A few months ago I wrote about Jasmine Guy directing a stage version of Ntozake Shange‘s famous 1976 play For Girls Who Have Committed Suicide When the Rainbow Is Enuf in Atlanta this summer.
Now Lionsgate has announced a feature film version of the play to be adapted, directed and produced by Tyler Perry.
Tyler Perry plans to tell us about black women’s experiences
Yes, that Tyler Perry — the man who made $125 million last year by bringing us movies like Madea Goes to Jail, the latest in his popular franchise of wacky-grandma movies he has written, produced, and starred in.

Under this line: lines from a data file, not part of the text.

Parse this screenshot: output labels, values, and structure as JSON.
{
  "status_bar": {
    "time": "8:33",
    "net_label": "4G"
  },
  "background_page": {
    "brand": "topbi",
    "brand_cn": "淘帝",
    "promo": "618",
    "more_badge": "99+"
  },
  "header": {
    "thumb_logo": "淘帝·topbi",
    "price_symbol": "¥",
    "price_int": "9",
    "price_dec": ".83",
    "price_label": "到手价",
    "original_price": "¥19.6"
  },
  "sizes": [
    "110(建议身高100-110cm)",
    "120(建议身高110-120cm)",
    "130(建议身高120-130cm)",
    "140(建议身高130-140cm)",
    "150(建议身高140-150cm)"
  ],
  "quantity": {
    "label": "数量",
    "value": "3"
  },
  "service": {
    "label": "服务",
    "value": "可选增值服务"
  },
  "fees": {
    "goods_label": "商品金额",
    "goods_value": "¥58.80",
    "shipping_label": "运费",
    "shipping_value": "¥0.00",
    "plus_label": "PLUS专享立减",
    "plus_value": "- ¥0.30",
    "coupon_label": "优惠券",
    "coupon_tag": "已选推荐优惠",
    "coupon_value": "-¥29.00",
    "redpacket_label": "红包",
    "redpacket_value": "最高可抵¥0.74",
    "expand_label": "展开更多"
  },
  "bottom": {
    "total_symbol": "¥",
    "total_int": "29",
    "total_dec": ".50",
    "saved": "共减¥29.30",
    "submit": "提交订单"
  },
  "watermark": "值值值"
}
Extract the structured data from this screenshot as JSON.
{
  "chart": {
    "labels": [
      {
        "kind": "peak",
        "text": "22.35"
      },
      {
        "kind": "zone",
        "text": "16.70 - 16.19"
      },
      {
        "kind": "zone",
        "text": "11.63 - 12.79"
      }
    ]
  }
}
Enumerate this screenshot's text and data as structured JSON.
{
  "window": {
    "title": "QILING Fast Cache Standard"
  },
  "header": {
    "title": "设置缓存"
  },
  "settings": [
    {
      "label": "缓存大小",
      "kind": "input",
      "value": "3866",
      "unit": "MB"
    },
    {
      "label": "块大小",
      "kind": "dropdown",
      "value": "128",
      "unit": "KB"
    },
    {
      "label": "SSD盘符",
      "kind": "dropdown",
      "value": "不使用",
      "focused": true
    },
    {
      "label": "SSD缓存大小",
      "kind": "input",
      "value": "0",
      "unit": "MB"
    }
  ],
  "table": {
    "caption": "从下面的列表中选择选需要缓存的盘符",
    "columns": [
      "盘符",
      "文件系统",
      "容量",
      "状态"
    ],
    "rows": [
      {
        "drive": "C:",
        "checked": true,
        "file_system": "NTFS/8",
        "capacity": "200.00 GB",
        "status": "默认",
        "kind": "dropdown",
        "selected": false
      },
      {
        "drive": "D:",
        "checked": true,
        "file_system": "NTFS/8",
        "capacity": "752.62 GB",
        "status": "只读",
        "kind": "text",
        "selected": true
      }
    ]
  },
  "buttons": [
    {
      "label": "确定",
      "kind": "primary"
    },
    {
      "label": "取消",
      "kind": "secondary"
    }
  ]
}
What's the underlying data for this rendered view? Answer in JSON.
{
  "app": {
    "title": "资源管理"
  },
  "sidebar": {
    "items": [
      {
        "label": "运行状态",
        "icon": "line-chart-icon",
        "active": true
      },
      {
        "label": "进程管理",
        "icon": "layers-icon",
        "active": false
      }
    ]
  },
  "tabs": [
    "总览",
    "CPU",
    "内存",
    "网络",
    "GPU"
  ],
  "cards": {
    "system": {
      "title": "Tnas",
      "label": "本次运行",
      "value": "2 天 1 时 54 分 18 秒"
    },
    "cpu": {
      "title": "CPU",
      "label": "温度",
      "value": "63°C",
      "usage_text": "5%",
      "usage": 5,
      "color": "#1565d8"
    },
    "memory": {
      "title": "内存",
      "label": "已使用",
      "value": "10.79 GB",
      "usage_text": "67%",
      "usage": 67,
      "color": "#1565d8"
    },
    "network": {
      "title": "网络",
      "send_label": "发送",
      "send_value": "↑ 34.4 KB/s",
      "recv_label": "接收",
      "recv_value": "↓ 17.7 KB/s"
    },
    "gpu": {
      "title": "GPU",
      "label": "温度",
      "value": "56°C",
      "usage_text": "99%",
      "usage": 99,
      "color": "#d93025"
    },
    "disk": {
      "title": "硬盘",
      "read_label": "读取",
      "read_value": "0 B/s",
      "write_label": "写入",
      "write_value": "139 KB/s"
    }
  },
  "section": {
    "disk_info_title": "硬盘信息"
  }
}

Because there’s nothing funnier than movies starring a black man in a dress — especially to all the talented black actresses who can’t get good roles if their names aren’t Halle Berry, Queen Latifah, Jennifer Hudson, or Beyoncé.
Perry as Madea in Madea Goes to Jail
To be fair, Perry has also made Why Did I Get Married? (2007), which was pretty good (and more importantly, introduced me to Jill Scott‘s acting talent). And he’s a co-executive producer for Precious: based on the novel Push by Sapphire (2009), which is a serious, lesbian-inclusive look at poverty and abuse (although it’s worth pointing out that Perry didn’t actually write or direct this film).
But For Colored Girls is the exact opposite of the parade of stereotypes that was Diary of a Mad Black Woman (2005), and Daddy’s Little Girls (2007), which revolved around the stereotype of the lonely career woman (played by Gabrielle Union). Not to mention the Madea movies.
For Colored Girls — a series of searing poems telling stories of love, abandonment, domestic abuse and other issues faced by black women — dismantles exactly the kind of stereotypes Perry has spent his career promoting.
In a recent article about “Tyler Perry’s Gender Problem”, The Nation‘s Courtney Young wrote:
Perry, Young goes on to write, uses a traditional religious paradigm as the linchpin for his work, which relies on traditional ideas of gender and reinforces rather than revolutionizes the marginalized way that black womanhood has been portrayed in popular culture.
In other words: the female characters Perry writes tend towards caricature rather than complexity. And For Colored Girls is nothing if not complex.
Jezebel’s Latoya Peterson had a similar reaction to the news, asking “Is Tyler Perry the Right Man to Tell Black Women’s Stories?”
Do I think it’s impossible for Perry to make a decent adaptation of this play? No. But let’s assume for a moment that he can — it’s still hard to argue that a talented black female filmmaker wouldn’t bring more to the table for this particular project. Why not let an actual black woman write and direct this movie?
The answer, of course, is money. Perry is a bankable asset, a name with a large following. There are a lot of talented black female filmmakers out there — women like Gina Prince-Bythewood (The Secret Life of Bees, Love and Basketball), Angela Robinson (Hung, The L Word), and Tina Mabry (Mississippi Damned), to name a few — who could make this film, and probably do a better job of it than Perry. But Lionsgate would rather go the financially safer route, even if it means the movie isn’t quite as good as it could be, which is pretty much what the studios always do, regardless of the current state of the economy.
But if studios won’t even hire black women to make a movie about the experiences of black women, what will they hire them for?
Not much, apparently. There have only been a handful of major feature films written and directed by black women. According to sistersincinema.com, the first was Darnell Martin‘s I Like it Like That in 1994, followed by Robinson’s Herbie Fully Loaded in 2005 and Sanaa Hamri’s Something New in 2006, and Prince-Bythewood’s The Secret Life of Bees, Martin’s Cadillac Records in 2008, and Hamri’s The Sisterhood of the Traveling Pants 2 in 2008.
L to R: Filmmakers Darnell Martin, Gina Prince-Bythewood, and Angelina Robinson
That means only six of the thousands of studio films made in America over the last 50 years have been written and/or directed by black women. Make it eight, in case I’ve missed a movie or two.
While black female filmmakers are making inroads, the fact that you can still count the number of major studio films written and/or directed by black women (and women in general, but that’s a post for another day) on one or maybe two hands is disheartening, to say the least.
How will black female filmmakers ever become bankable assets themselves, if they’re routinely overlooked in favor of men?
In a recent interview, Mabry told us that seeing films like Prince-Bythewood’s Love and Basketball “made me believe that a woman could be a powerful filmmaker if given the correct training.” Hiring Perry to write, direct and produce For Colored Girls sends the opposite message.
Although maybe we should just be glad he’s not starring in it, too.